Before his death, the auction prices for Larry Rivers' work from the last 30 years had sunk to the day-sale Mendoza line of $1,000.
There were few takers, for example, for Rivers' Andrew Wyeth-like paintings of the history of slavery (from ca. 1998), in spite of their appeal to political correctness and the surprising sureness of line in Rivers' drawing.
Can anyone doubt that these pieces will immediately seek a higher market?
Outre museums such as the Hirshhorn and the Whitney saw their prospects increase due to their major holdings in Rivers' work.
The Whitney was quick to publish a paid obituary in the New York Times, and the Hirshhorn, of course, mounted a comprehensive survey of Rivers' work a decade ago, when Larry's critical reputation reached its lowest ebb. That exhibition especially highlighted Rivers' iconic, if then faded and shopworn, images of Washington crossing the Delaware, the Dutch Masters, the Soviet Politburo and his assemblages of Camel cigarettes.
It's guaranteed that all of this stuff and what else is available (and Rivers was adept, like R.B. Kitaj the ex-pat Rivers, at providing prints, drawings, etc., of his favorite subjects ad nauseum) will soar at auction.
By putting Larry's obit prominently on page one, a place where it would never eulogize, say James Rosenquist or Marisol, the Times keenly underlined its unerring sense of future, putative commodification.

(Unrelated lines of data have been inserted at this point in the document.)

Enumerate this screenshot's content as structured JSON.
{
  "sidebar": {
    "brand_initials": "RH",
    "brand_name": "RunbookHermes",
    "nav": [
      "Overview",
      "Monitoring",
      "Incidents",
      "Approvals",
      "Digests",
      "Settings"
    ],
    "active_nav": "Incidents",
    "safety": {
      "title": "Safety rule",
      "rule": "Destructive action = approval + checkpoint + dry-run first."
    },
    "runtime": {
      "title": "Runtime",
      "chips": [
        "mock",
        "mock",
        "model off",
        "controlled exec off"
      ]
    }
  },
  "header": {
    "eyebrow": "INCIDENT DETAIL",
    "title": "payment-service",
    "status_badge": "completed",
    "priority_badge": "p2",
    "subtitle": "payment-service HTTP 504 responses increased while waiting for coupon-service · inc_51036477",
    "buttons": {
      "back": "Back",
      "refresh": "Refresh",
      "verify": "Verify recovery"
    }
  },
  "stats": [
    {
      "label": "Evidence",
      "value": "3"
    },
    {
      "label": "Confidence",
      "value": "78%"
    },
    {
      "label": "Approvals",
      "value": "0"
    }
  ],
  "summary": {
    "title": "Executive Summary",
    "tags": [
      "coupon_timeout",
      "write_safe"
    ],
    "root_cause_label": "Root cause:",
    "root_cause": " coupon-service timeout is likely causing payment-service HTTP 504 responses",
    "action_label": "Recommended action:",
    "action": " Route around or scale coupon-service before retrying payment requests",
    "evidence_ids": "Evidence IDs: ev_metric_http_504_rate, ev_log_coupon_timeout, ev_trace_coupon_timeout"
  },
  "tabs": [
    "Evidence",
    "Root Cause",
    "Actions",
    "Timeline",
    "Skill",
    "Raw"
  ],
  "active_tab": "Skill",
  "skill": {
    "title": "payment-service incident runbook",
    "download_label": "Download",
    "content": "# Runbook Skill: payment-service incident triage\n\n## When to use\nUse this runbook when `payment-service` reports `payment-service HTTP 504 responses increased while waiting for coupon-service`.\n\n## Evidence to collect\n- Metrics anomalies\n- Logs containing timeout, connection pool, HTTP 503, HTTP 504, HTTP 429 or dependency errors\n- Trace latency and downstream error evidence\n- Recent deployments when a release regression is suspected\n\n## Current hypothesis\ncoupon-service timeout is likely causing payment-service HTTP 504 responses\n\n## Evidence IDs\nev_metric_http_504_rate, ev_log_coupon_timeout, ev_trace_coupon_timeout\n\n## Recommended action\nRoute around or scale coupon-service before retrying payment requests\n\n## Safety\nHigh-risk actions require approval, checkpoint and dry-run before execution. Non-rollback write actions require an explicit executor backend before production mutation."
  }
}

In short, Larry Rivers, totally reviled by the contemporary art world for most of the last four decades, is now boffo, S.R.O. and a big future money-maker.
Too bad he had to die to make it happen.